Naturally, Dempsey has other stories to tell. The last 40 years have brought many historic changes to modern medicine, and Dempsey marvels at some of me breakthroughs – the eradication of polio in the 1950s, the development of the birth control pill and the advancement of cardiac surgery, for instance.

“We used to have to send patients away from home, to Birmingham or Memphis, for that, but now it’s available in Florence and Tupelo,” he said. “It’s a very expensive process, about $30-40,000 per case, but worth it.”

Other changes have been less beneficial. Dempsey mourns the rising expense of malpractice insurance, which he didn’t even carry when he first went into medicine.

“Now, it costs more per year than I earned in my first year of practice,” he said. “If I still delivered babies today, my insurance would be $40,000 per year. It’s just gotten so far out of hand.”

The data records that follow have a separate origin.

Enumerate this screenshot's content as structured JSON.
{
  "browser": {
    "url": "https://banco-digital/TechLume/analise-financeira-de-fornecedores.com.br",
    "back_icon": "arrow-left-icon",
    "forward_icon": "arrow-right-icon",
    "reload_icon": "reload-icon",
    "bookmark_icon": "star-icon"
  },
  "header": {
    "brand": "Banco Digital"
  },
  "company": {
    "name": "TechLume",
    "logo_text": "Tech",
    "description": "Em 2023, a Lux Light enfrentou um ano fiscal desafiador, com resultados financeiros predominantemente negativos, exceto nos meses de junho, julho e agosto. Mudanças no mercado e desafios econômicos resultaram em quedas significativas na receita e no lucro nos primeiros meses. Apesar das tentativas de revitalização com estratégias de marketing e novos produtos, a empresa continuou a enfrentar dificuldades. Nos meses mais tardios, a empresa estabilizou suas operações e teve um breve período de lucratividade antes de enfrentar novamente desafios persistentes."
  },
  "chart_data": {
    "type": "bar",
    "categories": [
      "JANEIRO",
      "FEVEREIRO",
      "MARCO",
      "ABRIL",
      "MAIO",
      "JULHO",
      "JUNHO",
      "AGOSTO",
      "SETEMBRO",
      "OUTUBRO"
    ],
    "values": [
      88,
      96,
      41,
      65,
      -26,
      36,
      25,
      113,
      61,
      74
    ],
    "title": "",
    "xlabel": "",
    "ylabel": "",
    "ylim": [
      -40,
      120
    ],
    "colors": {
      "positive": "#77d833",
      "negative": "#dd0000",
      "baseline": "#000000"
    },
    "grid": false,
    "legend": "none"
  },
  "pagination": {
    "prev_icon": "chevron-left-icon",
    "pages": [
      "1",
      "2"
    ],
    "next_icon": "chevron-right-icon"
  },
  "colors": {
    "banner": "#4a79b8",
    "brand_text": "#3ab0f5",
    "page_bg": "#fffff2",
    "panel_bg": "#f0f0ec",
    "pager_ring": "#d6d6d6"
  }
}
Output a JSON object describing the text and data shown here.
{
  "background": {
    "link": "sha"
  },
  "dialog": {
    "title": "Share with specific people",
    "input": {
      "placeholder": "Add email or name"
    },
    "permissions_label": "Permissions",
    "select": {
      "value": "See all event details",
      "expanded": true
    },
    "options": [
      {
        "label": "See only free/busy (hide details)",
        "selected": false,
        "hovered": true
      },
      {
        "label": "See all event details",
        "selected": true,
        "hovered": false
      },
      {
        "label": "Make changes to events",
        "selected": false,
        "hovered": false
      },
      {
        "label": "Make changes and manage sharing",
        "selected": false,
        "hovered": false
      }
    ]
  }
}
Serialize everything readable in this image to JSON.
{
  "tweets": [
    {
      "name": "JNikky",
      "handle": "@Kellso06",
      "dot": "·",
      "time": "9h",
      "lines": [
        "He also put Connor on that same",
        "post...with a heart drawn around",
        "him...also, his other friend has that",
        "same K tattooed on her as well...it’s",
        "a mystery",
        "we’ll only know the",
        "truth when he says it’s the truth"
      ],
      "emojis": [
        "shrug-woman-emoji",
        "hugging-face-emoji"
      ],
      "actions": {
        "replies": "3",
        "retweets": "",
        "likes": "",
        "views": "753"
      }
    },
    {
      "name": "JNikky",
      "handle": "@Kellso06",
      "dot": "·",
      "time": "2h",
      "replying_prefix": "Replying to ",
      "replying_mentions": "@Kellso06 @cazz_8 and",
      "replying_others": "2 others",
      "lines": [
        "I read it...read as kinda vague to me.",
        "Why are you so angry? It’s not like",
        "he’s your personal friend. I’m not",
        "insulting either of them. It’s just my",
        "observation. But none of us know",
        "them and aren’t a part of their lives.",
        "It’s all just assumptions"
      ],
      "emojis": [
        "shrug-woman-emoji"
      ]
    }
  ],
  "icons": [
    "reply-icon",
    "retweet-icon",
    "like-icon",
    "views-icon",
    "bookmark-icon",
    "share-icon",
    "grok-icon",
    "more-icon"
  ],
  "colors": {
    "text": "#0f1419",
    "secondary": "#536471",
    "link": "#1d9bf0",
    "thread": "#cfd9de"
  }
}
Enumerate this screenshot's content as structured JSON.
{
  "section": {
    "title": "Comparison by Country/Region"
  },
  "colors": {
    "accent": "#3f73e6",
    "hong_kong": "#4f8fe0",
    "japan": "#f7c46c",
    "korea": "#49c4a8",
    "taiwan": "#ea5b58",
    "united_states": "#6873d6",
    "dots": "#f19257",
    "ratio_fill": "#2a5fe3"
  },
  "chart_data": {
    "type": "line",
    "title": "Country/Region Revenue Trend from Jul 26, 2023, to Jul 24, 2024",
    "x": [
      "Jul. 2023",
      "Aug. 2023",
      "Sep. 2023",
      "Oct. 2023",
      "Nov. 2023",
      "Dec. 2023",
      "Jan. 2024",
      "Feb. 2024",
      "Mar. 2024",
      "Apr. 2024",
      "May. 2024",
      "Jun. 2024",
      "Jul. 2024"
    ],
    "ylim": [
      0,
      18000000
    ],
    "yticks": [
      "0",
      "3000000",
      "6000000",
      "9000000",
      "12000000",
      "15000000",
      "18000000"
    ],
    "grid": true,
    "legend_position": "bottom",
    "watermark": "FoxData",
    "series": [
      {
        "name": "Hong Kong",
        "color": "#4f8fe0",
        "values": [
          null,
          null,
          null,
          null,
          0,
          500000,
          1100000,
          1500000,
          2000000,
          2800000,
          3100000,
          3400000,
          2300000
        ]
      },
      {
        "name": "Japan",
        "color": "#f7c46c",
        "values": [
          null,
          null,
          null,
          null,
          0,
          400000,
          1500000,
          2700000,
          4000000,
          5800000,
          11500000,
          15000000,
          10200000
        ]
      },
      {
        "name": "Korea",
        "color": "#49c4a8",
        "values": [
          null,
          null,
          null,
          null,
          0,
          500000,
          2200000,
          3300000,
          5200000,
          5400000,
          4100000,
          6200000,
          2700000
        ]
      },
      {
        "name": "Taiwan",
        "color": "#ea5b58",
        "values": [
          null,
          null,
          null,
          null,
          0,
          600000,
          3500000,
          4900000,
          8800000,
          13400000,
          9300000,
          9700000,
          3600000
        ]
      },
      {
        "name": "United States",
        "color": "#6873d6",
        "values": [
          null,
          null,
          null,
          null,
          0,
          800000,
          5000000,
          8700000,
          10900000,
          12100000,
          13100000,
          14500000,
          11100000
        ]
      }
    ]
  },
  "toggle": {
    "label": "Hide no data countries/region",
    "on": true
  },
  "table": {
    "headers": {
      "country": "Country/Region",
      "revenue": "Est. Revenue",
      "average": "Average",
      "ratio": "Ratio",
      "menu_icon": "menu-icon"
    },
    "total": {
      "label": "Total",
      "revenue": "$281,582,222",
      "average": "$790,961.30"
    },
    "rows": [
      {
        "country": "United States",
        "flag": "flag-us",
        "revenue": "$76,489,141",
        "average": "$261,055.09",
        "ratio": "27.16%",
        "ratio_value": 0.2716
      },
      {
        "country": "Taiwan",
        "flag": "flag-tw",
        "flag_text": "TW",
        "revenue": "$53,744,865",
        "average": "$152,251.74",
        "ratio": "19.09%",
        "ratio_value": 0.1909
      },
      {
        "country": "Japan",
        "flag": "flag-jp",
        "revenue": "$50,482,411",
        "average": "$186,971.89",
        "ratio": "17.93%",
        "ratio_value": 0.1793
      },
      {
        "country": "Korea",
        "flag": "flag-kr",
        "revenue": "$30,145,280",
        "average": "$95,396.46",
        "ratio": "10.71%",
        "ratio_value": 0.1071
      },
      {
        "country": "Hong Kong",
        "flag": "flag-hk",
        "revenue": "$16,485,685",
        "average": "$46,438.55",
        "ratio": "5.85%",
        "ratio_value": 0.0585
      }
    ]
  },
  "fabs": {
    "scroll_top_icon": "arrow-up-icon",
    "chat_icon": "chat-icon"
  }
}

Far enough out of hand for the Red Bay Hospital to close down its obstetrics ward three years ago – after delivering some 5,000 children without losing one mother – due to the prohibitive costs of malpractice insurance. Though Dempsey regretted the decision, which deprived him of the chance to deliver a third generation of Red Bay citizens (he has already delivered the children of a number of “Dempsey” babies), but admitted it was necessary.

“Obstetrics is simply a losing proposition for rural hospitals like ours these days. Now, people living in this area who are expecting babies usually have to go to Florence or to Tupelo to have them. It’s a problem for the whole country, and I don’t foresee that it will get any better. In Alabama, we have the highest infant mortality rate in the country. That’ll probably get worse too; out of 67 counties in this state, 30 now have no delivery facilities.”

Like many doctors, Dempsey also has a few complaints about Medicare, claiming it discriminates against small town hospitals.

“They will pay us less than they pay a big hospital, say in Birmingham, for an identical procedure. The red tape it creates has become very disagreeable to patients as well as to the doctor. We’re rapidly approaching what the Canadian doctors practicing in Russellville left when they came here – socialized medicine. We’re almost there now.”

Dempsey’s most disturbing prediction for the future concerns the AIDS epidemic, which he feels sure will affect the Red Bay area in time.

“It’s going to be terrible in the next few years,” he said. “They’ll probably find a vaccine to prevent it in the next five years or so, but they may never find a cure.”

Recommended for you

error: Content is protected !!